__SUPPLIED DATA__:
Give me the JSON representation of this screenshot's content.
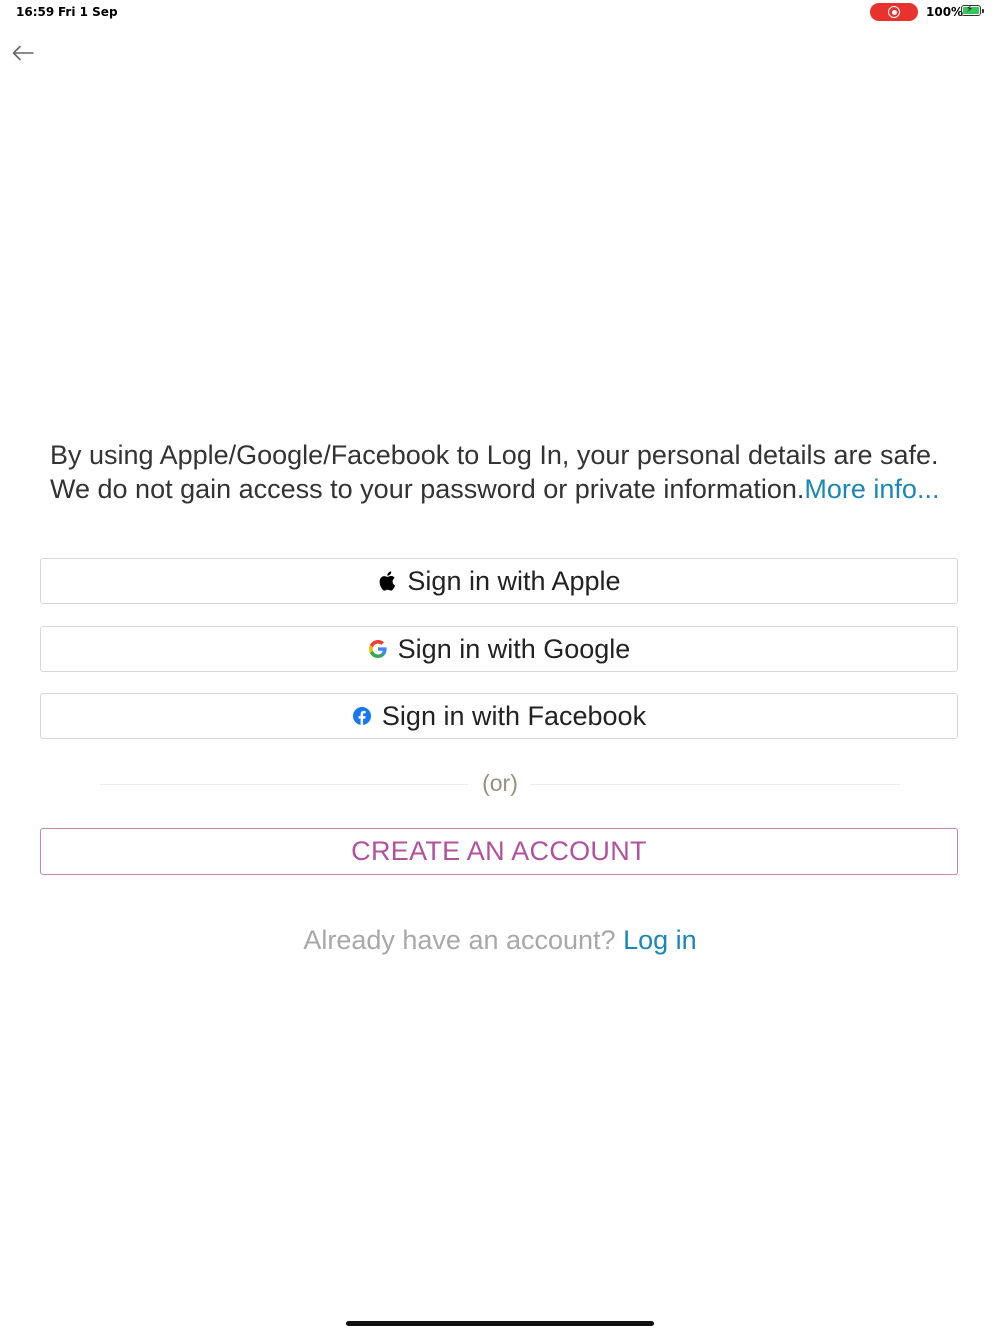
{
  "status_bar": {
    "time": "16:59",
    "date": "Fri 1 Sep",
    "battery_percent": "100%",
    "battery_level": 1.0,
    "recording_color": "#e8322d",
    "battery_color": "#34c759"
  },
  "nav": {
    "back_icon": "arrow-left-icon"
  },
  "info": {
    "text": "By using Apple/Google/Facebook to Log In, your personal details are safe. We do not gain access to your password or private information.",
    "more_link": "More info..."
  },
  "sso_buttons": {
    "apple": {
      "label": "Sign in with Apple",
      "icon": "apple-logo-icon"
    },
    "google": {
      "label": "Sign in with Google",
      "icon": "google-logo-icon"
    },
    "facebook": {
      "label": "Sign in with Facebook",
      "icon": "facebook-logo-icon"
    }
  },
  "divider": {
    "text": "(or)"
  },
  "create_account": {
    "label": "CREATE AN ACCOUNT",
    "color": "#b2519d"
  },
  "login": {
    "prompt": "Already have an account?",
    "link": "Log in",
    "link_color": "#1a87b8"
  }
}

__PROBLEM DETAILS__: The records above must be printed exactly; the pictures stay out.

__TASK OUTPUT__:
Give me the JSON representation of this screenshot's content.
{
  "status_bar": {
    "time": "16:59",
    "date": "Fri 1 Sep",
    "battery_percent": "100%",
    "battery_level": 1.0,
    "recording_color": "#e8322d",
    "battery_color": "#34c759"
  },
  "nav": {
    "back_icon": "arrow-left-icon"
  },
  "info": {
    "text": "By using Apple/Google/Facebook to Log In, your personal details are safe. We do not gain access to your password or private information.",
    "more_link": "More info..."
  },
  "sso_buttons": {
    "apple": {
      "label": "Sign in with Apple",
      "icon": "apple-logo-icon"
    },
    "google": {
      "label": "Sign in with Google",
      "icon": "google-logo-icon"
    },
    "facebook": {
      "label": "Sign in with Facebook",
      "icon": "facebook-logo-icon"
    }
  },
  "divider": {
    "text": "(or)"
  },
  "create_account": {
    "label": "CREATE AN ACCOUNT",
    "color": "#b2519d"
  },
  "login": {
    "prompt": "Already have an account?",
    "link": "Log in",
    "link_color": "#1a87b8"
  }
}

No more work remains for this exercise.